### Extracted data
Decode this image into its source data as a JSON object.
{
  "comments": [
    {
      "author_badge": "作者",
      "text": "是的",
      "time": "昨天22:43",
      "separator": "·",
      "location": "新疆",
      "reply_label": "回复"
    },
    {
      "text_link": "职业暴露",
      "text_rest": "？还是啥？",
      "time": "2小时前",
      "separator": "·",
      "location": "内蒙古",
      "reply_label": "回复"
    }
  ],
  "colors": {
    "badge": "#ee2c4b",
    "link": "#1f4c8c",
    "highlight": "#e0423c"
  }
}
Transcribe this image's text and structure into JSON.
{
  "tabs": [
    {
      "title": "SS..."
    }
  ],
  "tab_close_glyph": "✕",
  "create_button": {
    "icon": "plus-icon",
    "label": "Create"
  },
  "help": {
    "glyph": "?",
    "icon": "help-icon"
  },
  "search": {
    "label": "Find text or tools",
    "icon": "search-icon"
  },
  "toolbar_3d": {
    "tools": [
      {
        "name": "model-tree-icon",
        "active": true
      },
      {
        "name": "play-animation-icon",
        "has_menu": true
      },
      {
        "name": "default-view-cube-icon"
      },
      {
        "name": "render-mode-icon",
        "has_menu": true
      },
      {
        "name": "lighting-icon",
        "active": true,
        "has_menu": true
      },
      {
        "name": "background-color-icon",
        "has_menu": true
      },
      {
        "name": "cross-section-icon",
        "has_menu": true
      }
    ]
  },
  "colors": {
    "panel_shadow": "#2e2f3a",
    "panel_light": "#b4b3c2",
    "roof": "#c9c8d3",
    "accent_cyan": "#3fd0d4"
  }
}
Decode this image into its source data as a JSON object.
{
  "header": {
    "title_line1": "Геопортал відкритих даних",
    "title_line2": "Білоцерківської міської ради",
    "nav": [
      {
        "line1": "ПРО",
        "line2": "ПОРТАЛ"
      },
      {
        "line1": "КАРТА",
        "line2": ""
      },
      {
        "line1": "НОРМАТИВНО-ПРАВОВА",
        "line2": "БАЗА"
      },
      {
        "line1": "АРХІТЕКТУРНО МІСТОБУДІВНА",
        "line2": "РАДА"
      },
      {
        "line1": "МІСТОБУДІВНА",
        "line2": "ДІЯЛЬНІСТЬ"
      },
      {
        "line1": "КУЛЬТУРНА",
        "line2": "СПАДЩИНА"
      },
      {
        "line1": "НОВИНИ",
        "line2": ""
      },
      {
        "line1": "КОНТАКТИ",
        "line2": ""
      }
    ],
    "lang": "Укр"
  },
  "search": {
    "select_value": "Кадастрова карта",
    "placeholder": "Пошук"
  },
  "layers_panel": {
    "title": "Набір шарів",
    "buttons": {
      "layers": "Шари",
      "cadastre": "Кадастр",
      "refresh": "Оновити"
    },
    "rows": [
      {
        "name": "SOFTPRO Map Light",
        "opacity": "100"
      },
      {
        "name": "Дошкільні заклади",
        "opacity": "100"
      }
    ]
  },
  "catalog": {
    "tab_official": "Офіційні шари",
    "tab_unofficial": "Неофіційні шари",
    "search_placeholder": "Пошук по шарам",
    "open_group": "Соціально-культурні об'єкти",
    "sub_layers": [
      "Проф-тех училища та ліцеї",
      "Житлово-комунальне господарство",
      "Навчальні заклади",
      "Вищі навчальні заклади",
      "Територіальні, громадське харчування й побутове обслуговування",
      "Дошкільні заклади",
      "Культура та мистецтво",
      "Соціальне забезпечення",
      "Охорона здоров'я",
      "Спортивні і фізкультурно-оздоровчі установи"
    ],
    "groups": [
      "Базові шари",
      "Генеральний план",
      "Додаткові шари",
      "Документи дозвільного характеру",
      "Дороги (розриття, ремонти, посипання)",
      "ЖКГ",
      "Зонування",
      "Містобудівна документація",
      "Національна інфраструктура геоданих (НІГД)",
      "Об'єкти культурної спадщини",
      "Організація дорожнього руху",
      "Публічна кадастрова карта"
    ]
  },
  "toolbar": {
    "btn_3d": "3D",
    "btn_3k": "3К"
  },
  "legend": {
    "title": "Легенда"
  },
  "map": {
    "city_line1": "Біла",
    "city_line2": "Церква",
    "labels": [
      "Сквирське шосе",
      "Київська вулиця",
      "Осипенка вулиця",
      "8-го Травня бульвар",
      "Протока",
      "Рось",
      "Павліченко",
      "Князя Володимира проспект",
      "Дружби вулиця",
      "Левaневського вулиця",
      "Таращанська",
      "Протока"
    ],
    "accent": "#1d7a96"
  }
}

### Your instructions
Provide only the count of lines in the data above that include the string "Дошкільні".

### Task solution
2